*Work to complete*
Pull out each line of the records holding the string "username".
===============
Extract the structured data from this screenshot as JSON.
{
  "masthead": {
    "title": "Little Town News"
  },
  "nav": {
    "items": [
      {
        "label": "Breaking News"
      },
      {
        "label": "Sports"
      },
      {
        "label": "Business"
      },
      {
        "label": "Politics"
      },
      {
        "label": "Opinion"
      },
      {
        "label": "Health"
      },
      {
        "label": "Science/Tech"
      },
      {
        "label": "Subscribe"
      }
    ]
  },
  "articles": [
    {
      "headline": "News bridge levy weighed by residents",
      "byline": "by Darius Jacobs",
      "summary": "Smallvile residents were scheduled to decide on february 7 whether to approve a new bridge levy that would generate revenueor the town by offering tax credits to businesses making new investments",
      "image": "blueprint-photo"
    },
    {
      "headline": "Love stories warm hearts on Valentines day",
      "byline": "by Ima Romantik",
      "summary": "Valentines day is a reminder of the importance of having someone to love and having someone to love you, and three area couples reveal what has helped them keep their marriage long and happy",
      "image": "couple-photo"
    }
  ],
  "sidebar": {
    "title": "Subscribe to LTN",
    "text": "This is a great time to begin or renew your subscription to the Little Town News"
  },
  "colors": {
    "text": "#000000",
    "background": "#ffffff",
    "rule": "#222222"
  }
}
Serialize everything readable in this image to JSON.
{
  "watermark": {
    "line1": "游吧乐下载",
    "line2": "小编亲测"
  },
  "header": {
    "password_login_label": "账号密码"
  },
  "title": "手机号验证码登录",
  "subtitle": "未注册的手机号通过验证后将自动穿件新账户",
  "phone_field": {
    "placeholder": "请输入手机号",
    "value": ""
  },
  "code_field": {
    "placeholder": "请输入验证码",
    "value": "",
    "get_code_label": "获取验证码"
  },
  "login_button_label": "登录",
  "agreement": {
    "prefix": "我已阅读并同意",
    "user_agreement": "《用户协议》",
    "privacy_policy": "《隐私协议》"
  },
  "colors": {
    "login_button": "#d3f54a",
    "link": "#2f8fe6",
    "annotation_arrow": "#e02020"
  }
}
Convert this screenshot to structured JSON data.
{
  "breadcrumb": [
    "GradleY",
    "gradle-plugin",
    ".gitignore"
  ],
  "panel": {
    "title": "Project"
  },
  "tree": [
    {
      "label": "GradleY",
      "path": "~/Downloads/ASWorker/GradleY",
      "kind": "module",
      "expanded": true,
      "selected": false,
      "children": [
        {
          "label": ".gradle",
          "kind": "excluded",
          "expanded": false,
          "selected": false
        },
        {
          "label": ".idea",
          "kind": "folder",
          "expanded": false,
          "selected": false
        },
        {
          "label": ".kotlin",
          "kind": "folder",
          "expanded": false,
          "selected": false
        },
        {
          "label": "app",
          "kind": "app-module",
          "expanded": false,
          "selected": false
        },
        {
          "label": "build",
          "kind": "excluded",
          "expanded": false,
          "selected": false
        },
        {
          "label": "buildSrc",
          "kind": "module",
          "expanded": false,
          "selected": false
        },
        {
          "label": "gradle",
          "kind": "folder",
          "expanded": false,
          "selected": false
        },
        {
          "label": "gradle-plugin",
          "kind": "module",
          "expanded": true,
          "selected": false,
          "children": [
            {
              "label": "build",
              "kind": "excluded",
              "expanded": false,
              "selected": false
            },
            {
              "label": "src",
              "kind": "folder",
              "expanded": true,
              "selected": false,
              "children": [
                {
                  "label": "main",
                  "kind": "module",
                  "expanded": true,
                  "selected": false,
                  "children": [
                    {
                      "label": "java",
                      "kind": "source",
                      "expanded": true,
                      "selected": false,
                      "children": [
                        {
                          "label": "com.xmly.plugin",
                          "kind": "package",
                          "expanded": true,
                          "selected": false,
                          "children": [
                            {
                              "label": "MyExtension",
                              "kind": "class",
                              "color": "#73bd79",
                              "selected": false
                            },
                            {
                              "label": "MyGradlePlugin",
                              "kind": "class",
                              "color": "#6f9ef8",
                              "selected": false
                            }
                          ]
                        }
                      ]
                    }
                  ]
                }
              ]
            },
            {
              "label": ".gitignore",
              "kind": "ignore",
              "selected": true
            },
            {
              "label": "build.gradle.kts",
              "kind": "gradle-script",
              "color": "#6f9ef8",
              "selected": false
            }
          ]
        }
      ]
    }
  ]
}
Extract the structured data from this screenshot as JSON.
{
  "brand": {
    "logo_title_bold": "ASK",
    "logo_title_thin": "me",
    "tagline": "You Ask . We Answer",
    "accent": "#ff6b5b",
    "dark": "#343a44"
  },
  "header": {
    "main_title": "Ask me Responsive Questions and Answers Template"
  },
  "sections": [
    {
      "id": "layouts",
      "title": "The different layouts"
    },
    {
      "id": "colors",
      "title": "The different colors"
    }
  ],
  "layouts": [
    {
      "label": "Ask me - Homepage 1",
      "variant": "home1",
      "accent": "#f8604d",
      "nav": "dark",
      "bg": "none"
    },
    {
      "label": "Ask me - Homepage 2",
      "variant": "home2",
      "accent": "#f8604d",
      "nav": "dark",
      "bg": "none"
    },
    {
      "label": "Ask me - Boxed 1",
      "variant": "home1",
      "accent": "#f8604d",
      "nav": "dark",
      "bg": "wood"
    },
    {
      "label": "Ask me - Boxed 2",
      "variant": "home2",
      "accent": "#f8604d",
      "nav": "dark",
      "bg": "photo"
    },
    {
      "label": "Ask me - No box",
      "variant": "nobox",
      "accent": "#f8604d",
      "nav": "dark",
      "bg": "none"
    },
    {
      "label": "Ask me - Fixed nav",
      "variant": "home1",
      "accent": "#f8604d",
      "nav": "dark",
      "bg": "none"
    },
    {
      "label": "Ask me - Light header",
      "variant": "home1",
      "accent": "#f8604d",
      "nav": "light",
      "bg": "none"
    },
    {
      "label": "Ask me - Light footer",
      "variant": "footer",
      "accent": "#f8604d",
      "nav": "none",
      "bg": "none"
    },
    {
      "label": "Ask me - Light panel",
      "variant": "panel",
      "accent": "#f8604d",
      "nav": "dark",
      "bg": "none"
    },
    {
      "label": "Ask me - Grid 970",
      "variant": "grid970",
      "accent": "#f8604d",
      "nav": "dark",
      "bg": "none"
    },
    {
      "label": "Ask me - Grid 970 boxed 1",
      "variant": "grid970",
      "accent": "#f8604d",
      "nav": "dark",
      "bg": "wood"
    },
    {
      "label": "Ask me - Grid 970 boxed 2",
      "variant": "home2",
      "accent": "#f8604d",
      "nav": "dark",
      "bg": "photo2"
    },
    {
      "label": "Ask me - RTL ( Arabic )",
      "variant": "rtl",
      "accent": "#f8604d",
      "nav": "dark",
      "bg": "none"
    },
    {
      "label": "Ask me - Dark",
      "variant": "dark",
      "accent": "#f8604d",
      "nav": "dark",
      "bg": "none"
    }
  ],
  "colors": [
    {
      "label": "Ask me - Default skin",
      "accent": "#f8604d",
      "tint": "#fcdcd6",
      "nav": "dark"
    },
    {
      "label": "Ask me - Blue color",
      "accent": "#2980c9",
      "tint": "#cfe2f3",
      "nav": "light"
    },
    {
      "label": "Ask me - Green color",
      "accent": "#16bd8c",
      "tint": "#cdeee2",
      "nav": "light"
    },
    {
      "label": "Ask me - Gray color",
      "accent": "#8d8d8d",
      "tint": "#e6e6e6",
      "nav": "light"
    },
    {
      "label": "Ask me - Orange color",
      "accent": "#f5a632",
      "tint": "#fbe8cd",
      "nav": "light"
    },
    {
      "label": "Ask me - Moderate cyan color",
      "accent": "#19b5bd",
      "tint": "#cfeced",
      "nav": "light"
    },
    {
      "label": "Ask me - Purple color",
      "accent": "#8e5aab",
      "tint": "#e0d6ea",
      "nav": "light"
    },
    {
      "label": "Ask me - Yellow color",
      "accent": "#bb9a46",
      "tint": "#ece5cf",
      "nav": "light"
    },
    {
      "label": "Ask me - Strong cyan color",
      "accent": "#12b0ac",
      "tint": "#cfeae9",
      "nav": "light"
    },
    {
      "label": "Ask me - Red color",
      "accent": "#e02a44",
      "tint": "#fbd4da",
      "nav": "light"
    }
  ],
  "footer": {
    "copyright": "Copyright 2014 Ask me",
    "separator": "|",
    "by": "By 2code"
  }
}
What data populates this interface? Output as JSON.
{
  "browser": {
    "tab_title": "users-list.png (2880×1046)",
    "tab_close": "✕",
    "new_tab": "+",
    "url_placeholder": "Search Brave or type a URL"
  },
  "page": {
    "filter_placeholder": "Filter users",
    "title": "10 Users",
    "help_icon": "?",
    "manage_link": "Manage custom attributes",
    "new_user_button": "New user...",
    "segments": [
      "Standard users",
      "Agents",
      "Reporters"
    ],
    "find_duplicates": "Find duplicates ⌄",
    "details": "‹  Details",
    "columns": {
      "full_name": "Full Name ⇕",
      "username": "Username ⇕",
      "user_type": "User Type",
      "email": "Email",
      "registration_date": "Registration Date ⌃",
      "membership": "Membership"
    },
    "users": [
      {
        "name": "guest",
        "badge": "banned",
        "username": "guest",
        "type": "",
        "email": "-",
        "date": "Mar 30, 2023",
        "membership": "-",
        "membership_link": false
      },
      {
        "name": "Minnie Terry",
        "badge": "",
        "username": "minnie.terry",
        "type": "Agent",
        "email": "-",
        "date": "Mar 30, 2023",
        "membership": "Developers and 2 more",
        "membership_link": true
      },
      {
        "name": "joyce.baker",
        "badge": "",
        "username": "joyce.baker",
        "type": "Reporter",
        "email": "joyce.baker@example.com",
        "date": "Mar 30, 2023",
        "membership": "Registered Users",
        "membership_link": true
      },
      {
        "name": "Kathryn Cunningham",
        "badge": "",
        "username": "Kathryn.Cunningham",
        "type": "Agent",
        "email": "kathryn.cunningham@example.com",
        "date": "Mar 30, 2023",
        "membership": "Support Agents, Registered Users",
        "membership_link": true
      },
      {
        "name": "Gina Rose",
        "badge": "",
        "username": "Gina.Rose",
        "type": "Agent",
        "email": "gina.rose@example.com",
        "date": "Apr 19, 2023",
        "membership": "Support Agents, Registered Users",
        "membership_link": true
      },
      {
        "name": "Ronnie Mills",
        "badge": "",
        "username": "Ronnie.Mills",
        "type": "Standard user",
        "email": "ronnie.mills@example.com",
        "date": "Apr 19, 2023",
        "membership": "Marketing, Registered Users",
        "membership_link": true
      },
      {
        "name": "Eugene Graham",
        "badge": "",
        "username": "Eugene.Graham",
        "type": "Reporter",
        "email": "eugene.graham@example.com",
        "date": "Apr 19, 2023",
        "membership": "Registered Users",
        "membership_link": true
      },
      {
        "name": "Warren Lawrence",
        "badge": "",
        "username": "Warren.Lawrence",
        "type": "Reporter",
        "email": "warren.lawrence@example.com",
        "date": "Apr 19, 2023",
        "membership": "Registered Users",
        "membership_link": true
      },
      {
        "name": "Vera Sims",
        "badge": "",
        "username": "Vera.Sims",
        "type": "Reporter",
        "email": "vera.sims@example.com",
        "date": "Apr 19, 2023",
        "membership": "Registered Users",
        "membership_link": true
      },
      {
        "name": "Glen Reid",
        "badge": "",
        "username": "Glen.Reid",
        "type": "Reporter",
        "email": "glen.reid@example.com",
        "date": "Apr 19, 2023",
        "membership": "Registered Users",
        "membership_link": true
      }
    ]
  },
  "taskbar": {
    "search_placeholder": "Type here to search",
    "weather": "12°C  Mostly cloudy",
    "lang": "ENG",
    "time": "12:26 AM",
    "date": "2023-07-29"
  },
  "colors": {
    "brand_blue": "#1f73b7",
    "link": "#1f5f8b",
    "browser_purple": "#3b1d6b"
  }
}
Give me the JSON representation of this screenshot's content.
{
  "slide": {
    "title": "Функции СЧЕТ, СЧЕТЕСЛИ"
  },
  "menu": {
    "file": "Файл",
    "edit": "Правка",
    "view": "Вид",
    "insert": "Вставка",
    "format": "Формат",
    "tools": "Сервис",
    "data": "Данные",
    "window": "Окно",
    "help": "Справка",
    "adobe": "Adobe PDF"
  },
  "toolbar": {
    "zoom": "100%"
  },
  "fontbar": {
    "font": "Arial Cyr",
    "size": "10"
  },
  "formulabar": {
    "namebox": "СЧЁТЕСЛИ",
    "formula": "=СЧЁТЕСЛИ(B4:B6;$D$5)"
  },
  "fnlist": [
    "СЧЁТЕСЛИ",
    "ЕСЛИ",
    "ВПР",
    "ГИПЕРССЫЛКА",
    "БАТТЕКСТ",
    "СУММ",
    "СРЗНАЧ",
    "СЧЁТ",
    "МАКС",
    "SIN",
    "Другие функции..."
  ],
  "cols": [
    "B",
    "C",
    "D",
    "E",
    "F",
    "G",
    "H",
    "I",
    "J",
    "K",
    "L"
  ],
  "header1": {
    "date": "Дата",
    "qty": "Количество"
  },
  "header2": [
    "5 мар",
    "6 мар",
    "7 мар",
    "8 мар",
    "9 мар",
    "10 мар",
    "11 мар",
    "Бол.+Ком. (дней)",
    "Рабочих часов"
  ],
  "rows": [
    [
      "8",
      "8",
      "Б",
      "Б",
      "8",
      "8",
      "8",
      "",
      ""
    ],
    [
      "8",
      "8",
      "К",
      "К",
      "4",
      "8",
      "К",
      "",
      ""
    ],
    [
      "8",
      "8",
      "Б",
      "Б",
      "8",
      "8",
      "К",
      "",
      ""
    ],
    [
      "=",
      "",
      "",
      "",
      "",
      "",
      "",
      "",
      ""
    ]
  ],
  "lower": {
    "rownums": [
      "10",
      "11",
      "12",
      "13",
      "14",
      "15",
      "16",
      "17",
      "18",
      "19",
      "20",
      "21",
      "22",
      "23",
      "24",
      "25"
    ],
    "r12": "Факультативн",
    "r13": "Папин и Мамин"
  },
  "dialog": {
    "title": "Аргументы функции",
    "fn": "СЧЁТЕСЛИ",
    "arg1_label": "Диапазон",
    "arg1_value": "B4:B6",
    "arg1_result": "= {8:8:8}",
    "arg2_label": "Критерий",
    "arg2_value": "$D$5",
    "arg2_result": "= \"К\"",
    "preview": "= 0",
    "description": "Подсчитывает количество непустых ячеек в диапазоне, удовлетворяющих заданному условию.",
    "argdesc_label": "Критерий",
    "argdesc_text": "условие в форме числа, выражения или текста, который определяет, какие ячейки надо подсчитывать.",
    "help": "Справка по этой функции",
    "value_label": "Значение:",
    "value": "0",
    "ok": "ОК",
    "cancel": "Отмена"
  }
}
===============
*Exercise solution*
      "username": "Username ⇕",
        "username": "guest",
        "username": "minnie.terry",
        "username": "joyce.baker",
        "username": "Kathryn.Cunningham",
        "username": "Gina.Rose",
        "username": "Ronnie.Mills",
        "username": "Eugene.Graham",
        "username": "Warren.Lawrence",
        "username": "Vera.Sims",
        "username": "Glen.Reid",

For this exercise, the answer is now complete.